- [PROBLEM]: Whenever a line below mentions the word "title", that line should be copied.

[Opening RECORDS SUPPLIED section]

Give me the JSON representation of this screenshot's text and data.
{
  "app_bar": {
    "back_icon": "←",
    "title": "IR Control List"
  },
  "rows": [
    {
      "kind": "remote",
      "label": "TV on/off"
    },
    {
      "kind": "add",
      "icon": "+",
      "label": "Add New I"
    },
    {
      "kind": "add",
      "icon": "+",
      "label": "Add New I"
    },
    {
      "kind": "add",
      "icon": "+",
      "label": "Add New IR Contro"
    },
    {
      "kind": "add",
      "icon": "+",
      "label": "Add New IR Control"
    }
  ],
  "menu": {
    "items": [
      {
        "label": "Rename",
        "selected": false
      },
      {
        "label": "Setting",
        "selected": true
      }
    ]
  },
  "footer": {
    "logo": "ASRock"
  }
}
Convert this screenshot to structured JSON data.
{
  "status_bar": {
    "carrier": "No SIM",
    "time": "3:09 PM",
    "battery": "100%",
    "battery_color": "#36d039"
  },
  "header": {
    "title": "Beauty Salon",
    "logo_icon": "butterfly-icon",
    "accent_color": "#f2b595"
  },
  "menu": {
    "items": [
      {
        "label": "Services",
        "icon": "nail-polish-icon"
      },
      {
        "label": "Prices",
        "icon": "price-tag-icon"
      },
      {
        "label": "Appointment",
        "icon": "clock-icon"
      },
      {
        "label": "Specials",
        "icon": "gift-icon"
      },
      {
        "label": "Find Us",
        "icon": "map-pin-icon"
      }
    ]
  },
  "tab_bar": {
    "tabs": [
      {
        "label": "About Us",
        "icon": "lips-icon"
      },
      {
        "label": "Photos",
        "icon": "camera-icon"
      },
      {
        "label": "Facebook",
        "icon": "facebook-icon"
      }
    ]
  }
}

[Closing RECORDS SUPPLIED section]

- [OUTPUT]:
    "title": "IR Control List"
    "title": "Beauty Salon",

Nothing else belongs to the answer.